- Milestone in U.S. women’s history. (n.d.). In IIP Digital US Department of State. Retrieved January 23, 2015, from http://iipdigital.usembassy.gov/st/english/article/2012/03/201203091900.html#axzz3Pew4Ic5V
- Mowbray, C. T. (1995). Nonsexist therapy: Is it? Women & Therapy, 16.4 (9).
S. Equal Employment Opportunity Commission. Sex-based discrimination. Retrieved from http://www.eeoc.gov/laws/types/sex.cfm
- Myers, D. G. (1999). Social Psychology (6th ed.). Boston, MA: McGraw Hill Companies.
- The 1960s-70s American Feminist Movement: breaking down the barriers for women. (n.d.). In Tavaana. Retrieved January 23, 2015, from https://tavaana.org/en/content/1960s-70s-american-feminist-movement-breaking-down-barriers-women
- The Women’s Rights Movement, 1848–1920. (n.d.). In History, Art & Archives United States House of Representatives. Retrieved January 23, 2015, from http://history.house.gov/Exhibitions-and-Publications/WIC/Historical-Essays/No-Lady/Womens-Rights/
- S. Equal Employment Opportunity Commission. Sex-based discrimination. Retrieved from http://www.eeoc.gov/laws/types/sex.cfm
- Winerman, L. (2005, June). Helping men to help themselves. Monitor on Psychology, Vol. 36, No. 6, 57. Retrieved from http://www.apa.org/monitor/jun05/helping.aspx
- Women’s Rights Timeline. (n.d.). In Annenberg Classroom. Retrieved January 23, 2015, from http://www.annenbergclassroom.org/Files/Documents/Timelines/WomensRightstimeline.pdf
Last Updated: 08-25-2015
Please fill out all required fields to submit your message.
Invalid Email Address.
Please confirm that you are human.
EmilyAugust 4th, 2017 at 8:17 AM
In my experience, therapists (male and some females) almost always trivialize and pathologize the pain a woman experiences after male violence (domestic violence and sexual violence). I volunteer and work with abused women and every time they contact the shelters or hospitals, they are directed to a counselor or psychiatrist who promptly diagnoses them, and the diagnosis is usually: “Borderline Personality Disorder”. Then, when it comes time for the victims to take their abusers to court, the abuser’s defense uses the woman’s new diagnosis to discredit her. In addition to this vicious cycle, these women–who are experiencing legitimate, normal emotional and psychological pain–are given tons of mind-numbing psychiatric medication which destroys their bodies and spirit–and tells them that the pain and indignation they have from male violence is flawed or wrong, as in–“you’re mentally ill for speaking up and crying about being abused”. Some women, who seek a medical services after rape, are committed against their will to an inpatient ward–where they are treated as a violent threat, denied basic toiletries and “must comply” in order to be released–all after being raped.

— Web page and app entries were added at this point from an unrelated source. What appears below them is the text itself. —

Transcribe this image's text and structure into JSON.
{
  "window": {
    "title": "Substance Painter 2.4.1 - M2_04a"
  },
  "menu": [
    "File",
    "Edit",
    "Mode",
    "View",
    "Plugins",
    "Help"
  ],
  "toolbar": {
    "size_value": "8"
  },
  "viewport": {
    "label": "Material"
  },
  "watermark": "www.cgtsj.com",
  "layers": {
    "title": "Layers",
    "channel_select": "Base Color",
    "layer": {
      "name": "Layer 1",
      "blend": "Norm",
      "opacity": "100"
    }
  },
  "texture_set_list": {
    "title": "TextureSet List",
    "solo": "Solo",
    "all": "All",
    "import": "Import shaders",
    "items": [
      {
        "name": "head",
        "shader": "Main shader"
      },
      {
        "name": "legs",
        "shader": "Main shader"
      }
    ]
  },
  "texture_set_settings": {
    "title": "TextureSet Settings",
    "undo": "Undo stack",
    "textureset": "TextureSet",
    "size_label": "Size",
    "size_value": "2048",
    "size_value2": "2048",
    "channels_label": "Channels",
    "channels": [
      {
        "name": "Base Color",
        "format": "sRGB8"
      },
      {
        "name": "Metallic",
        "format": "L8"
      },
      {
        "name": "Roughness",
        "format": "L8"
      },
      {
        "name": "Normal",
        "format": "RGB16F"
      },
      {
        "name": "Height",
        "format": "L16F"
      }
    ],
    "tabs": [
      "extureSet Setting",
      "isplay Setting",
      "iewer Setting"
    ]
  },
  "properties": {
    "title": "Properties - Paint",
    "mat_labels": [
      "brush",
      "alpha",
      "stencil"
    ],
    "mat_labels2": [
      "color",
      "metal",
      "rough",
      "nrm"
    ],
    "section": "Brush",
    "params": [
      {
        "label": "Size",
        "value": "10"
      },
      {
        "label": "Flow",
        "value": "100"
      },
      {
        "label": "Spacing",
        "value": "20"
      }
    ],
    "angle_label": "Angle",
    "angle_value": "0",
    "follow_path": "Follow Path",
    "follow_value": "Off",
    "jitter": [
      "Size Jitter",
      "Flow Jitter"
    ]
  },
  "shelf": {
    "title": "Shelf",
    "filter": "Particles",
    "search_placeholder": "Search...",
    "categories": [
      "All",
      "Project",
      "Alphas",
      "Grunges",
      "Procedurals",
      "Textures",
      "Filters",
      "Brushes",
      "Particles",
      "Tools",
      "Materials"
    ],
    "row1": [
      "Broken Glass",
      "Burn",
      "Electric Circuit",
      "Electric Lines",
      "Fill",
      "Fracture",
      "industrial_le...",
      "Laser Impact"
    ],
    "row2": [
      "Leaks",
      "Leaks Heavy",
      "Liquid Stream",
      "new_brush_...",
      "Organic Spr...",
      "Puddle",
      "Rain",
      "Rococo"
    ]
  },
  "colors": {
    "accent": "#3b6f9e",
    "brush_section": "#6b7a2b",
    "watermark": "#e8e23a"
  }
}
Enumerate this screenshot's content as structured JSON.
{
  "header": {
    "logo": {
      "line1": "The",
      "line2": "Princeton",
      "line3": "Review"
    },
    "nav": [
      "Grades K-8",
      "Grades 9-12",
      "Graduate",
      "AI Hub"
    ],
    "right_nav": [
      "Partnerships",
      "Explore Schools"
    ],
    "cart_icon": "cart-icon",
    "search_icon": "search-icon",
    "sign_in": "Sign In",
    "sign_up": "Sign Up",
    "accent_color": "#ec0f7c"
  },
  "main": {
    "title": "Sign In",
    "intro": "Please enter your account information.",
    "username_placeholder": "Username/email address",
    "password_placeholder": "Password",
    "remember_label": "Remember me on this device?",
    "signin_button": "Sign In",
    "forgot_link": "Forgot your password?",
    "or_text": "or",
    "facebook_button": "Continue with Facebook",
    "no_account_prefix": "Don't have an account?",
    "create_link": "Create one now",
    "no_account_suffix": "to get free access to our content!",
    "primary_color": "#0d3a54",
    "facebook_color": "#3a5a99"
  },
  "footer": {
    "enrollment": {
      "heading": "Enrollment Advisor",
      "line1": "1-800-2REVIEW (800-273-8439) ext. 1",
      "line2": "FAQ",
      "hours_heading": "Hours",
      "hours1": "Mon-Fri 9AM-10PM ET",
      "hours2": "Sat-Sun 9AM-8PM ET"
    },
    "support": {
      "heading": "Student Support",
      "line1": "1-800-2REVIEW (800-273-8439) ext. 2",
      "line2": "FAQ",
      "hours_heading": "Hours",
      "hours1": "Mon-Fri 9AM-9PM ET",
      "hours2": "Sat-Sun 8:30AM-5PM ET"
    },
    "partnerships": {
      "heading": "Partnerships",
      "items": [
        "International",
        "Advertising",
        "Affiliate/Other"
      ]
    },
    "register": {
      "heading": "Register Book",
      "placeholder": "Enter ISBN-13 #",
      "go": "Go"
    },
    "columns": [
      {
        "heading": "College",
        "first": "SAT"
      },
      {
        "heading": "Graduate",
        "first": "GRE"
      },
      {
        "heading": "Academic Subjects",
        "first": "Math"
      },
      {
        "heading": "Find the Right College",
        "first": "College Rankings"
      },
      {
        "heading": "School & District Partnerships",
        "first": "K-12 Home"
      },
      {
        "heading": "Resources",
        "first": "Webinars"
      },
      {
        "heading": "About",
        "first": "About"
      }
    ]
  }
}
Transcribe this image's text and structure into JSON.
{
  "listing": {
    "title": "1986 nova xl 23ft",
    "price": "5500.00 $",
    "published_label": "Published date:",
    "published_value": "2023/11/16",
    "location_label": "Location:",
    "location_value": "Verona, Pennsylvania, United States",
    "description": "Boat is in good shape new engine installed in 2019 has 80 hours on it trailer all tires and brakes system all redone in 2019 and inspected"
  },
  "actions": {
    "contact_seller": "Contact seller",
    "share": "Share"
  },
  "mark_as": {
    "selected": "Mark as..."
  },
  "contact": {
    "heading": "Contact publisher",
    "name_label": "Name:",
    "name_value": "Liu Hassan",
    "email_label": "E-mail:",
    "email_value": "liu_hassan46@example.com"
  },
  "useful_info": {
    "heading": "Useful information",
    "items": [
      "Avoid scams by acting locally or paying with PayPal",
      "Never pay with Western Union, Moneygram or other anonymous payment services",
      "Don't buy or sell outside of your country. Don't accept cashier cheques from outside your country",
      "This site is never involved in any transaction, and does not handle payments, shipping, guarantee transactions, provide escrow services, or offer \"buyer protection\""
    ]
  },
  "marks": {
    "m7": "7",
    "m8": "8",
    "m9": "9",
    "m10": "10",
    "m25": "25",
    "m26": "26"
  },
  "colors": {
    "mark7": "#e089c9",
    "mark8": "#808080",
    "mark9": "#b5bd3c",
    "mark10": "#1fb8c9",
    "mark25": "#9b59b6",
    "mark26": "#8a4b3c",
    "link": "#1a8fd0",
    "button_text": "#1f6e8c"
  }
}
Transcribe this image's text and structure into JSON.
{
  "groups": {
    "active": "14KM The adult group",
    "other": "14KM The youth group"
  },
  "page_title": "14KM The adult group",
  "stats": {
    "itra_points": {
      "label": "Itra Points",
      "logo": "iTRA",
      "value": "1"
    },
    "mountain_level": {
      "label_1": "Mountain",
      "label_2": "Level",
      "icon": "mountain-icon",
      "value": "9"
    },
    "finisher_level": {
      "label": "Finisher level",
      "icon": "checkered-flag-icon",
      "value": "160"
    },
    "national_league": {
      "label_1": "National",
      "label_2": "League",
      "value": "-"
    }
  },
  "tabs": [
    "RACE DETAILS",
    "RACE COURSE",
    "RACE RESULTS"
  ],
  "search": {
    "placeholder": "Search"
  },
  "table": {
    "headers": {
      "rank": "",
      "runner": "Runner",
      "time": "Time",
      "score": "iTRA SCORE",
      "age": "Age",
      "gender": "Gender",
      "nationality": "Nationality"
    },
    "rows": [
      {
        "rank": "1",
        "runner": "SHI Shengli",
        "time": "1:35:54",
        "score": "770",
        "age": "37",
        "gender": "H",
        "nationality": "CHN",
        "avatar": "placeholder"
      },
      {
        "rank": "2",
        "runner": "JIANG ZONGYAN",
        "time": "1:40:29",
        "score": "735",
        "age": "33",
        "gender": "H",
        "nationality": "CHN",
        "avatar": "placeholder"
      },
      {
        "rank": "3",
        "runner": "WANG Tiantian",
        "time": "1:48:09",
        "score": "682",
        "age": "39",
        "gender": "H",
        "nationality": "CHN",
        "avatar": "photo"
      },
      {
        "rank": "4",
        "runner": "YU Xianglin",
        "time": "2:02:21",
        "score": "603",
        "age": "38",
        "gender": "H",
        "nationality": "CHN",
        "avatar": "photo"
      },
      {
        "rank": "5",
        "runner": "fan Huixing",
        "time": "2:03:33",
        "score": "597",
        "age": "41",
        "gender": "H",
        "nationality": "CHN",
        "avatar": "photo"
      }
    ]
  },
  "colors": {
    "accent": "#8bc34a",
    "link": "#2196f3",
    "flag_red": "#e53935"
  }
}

And whenever I try to raise concern about this pattern I’ve noticed in my community I am immediately dismissed with the following excuses:
“It’s just a few bad apples”
“That’s just your interpretation”
“Well, you don’t know the circumstances…”
“We have to keep people safe…”
“We’re not perfect…”
To that I say, no–nobody’s perfect. But carrying out psychiatric abuse on abused women is far from just “not perfect”; it’s blatant and unnecessary sexism. I am also disgusted by the constant dismissal of sexism towards women from mental health professionals; it seems like therapists just want a pat on the back for “not being as sexist as we were in the 1960s…” and it doesn’t matter how real-female-clients are being treated NOW.
Leave a Comment
By commenting you acknowledge acceptance of GoodTherapy.org's Terms and Conditions of Use.